by Maya Klein
posted Dec. 10
Ed. note: This is a condensed version of a presentation made by Chico’s Maya Klein at a Dec. 7 statewide Ethnic Media Services briefing.
My high school — Inspire School of Arts and Sciences — is a bubble within Chico. Our student vaccination rate is 82%, and our population generally follows mask and hygiene guidelines.
Our 2020-2021 school year remained almost entirely on Zoom classes, following a 1×8 schedule in which we delved into a single class for each month until the end of the school year. During this time, other high schools within Chico had returned to in-person learning, and as a result, student Covid cases began to increase.
This was and still remains a reality that I feel relatively detached from: Students at Inspire, a public charter school focused on the sciences and arts, have witnessed from afar a local unwillingness to adhere to safety guidelines. This is obvious when entering the community, whether that be in another school or in a grocery store. At the height of the pandemic, our Covid hospitalization rates were terrifying, a matter which was reflected in the extremely painful experiences people in our community have endured. However, it was not reflected in the actions of the community.
A culture and climate of denial grew out of that year and continued into this year. My high school has now returned entirely to in-person learning along with all other local high schools, and with that return came an apparent silence when it came to addressing the effects that the pandemic has had on our community. Both in and out of school, the conversation about Covid has ceased. My age group now faces a reality in school where hygiene and safety is recognized, but the phenomenon of the pandemic itself now goes unnamed.
Young people were thrown into the pandemic at a formative age of mental health, facing all the nuances of becoming a young adult. This was coupled with a global health crisis that disproportionately hurt our community. Though these factors affected every one of my peers and myself, the climate in Butte County has made it difficult to start this conversation of healing, or even of initial acknowledgment.
“Both in and out of school, the conversation about Covid has ceased.”
Covid has become something of a taboo topic, where misinformation has fed fear and has led to an overall sense of confusion and denial. I believe that there are a multitude of reasons that this is the case, first and foremost being that a conflict zone exists, which our community fears inciting. With such opposition over the topic of Covid, it’s difficult to have a conversation with anyone in Butte County without polarizing the topic. Exploring how to walk the line of this polarity has been an issue not yet resolved in Chico. Because there is no written rule book for how to approach this conversation, it has not been brought up.
As a result, we have not begun to face the reality in our community, which is one of low vaccination rates, lack of information, and continuous disease.
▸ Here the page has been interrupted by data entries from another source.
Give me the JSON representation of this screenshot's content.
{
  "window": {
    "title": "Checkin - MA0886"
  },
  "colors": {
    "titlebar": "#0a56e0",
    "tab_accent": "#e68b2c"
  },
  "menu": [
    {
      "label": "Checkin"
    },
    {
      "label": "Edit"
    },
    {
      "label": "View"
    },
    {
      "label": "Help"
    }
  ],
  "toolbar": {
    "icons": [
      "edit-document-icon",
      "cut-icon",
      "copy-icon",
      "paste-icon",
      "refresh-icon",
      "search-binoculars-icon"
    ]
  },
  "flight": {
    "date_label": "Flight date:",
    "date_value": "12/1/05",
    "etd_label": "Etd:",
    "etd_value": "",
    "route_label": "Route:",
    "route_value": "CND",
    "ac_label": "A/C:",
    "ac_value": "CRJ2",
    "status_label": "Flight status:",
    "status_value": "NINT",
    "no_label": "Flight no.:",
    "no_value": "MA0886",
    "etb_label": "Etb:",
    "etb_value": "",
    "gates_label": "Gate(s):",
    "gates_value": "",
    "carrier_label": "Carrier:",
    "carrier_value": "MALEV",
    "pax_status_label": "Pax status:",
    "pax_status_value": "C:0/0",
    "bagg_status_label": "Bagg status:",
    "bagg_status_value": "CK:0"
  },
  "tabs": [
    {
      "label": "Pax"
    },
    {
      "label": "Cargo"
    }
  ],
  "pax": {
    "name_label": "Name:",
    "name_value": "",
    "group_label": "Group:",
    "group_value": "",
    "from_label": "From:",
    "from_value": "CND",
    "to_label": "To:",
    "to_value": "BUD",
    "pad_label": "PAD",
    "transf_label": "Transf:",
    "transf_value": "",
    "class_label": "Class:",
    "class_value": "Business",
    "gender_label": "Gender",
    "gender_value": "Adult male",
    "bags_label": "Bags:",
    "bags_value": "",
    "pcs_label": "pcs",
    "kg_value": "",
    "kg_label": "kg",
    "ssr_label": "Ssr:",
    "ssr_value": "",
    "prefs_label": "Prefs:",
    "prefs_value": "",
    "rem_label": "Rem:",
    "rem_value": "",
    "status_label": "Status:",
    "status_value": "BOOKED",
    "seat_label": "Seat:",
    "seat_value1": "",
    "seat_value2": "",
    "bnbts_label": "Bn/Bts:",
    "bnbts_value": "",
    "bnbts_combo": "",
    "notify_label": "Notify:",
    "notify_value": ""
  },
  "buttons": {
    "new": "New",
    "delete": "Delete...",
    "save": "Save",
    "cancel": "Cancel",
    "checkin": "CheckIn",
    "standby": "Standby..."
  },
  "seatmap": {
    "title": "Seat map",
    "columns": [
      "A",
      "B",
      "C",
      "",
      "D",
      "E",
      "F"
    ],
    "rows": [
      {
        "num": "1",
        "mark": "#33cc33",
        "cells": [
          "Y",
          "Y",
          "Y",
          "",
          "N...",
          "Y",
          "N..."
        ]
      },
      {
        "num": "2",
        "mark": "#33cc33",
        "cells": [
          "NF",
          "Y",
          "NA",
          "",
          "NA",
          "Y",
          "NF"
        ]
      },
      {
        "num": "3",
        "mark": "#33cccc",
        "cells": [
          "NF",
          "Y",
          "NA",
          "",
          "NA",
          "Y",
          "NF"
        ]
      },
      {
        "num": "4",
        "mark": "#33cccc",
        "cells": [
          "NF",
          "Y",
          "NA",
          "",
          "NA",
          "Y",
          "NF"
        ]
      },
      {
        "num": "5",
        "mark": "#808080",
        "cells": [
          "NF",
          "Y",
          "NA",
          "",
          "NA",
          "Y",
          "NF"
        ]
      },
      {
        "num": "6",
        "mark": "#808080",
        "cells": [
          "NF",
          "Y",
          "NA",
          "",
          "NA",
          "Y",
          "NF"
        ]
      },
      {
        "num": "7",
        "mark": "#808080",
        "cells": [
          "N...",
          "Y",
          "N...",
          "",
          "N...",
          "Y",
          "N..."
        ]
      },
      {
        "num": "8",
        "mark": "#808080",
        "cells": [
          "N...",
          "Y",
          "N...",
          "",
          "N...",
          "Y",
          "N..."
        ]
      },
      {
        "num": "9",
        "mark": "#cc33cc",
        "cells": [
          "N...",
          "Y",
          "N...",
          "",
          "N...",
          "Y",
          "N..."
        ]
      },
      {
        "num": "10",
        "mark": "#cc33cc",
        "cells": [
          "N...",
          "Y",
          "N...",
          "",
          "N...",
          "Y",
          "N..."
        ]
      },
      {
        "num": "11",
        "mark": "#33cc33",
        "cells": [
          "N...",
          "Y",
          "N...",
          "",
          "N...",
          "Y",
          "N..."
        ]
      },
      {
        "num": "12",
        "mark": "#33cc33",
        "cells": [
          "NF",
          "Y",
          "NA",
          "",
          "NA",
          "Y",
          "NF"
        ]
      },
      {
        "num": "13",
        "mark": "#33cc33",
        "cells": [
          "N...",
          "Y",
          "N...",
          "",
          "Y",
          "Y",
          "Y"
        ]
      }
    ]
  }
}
I truly believe that the fear of conversation around Covid is responsible for the extreme rates that our county is experiencing.
Another factor which has affected everyone within Butte County is the new existence of an inevitable wildfire season that occurs every summer and fall. Especially within the last five years, we’ve faced extreme destruction as a result of climate change induced drought. These fires have driven a mass population of those affected into Chico, which has changed our cultural, social, and political climate in all imaginable ways. In 2018, when the Camp Fire burned 240 square miles in our area, a third of the students at my high school lost their homes. This massive change within our county has created a wide disparity of public opinion when it comes to the unhoused and unemployed, whose experiences are amplified by the exodus of fire refugees. Consequently, this reality has added to the fear and uncertainty during the pandemic.
A new political identity within our community has emerged as a result of the polarized issue of housing, and has accentuated the local silence surrounding Covid. These divides take the shape of weekly protests at our county’s public health press meetings, vocal protests at local school board meetings, protests at our City Council, and protests from our own medical workers at our hospital in regards to anti-masking and vaccinations.
Butte County seems to be defined by disastrous wildfires which emphasize the disparity and calamity of Covid. Youth are at the center of this, frequently being faced with emotional hardship. At the same time, however, these adversities are unacknowledged which only extends the hardships. Covid-19 is an unfathomable reality that the world endures: Starting a conversation with our youth is the first step in beginning to grapple with how it affects us as a whole.
Butte County has yet to realize this, but I hope that they can turn to their young population to begin that dialogue of healing.
Maya Klein is a high school junior and a Chico native.